Problem to solve
Examine each line of the data. Copy those that contain the string "this".

____

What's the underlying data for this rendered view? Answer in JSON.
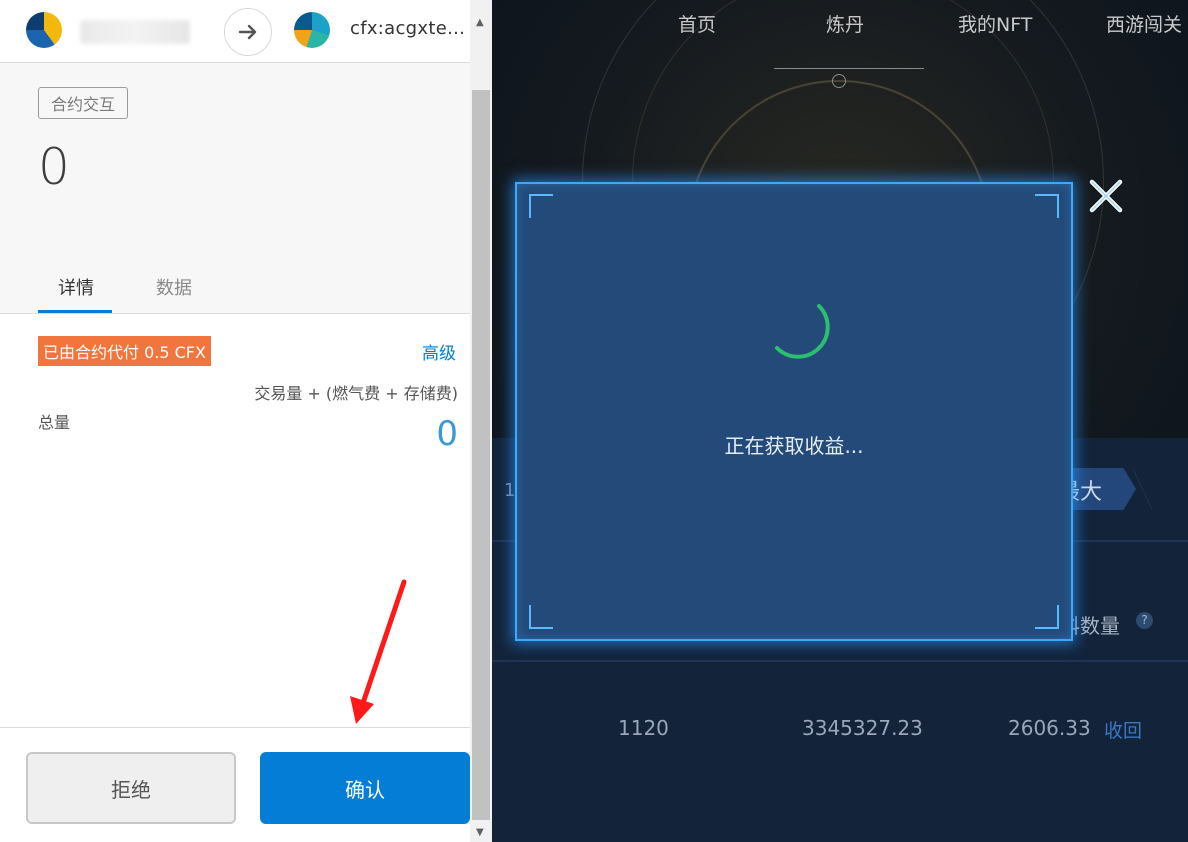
{
  "wallet": {
    "destination": "cfx:acgxte...",
    "tag": "合约交互",
    "amount": "0",
    "tabs": [
      "详情",
      "数据"
    ],
    "sponsor_badge": "已由合约代付 0.5 CFX",
    "advanced_label": "高级",
    "fee_label": "交易量 + (燃气费 + 存储费)",
    "total_label": "总量",
    "total_value": "0",
    "reject_label": "拒绝",
    "confirm_label": "确认"
  },
  "game": {
    "nav": [
      "首页",
      "炼丹",
      "我的NFT",
      "西游闯关"
    ],
    "modal_text": "正在获取收益...",
    "max_label": "最大",
    "left_number": "1",
    "column_header": "料数量",
    "help_symbol": "?",
    "row_values": [
      "1120",
      "3345327.23",
      "2606.33"
    ],
    "reclaim_label": "收回"
  },
  "colors": {
    "wallet_accent": "#037dd6",
    "sponsor_orange": "#f1753d",
    "modal_bg": "#234a78",
    "modal_glow": "#3ea8ff",
    "annotation_arrow": "#ff1a1a"
  },
  "icons": [
    "arrow-right-icon",
    "close-icon",
    "spinner-icon",
    "help-icon"
  ]
}
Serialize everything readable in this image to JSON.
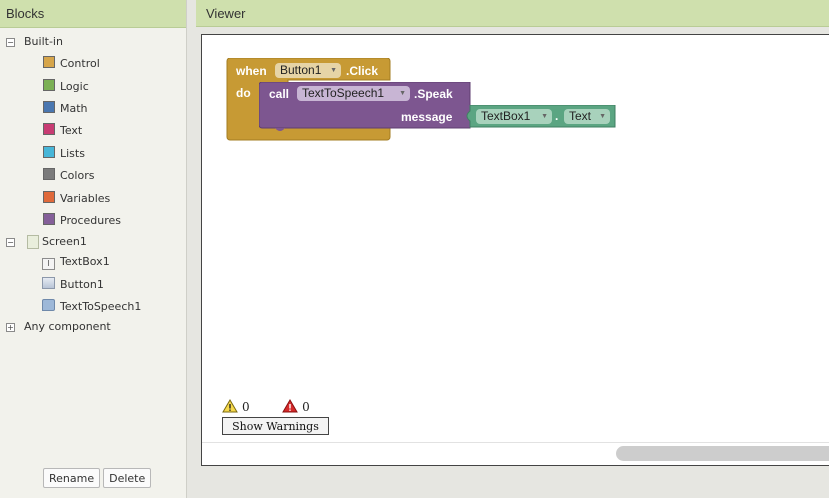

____

Result
What's the underlying data for this rendered view? Answer in JSON.
Serialize everything readable in this image to JSON.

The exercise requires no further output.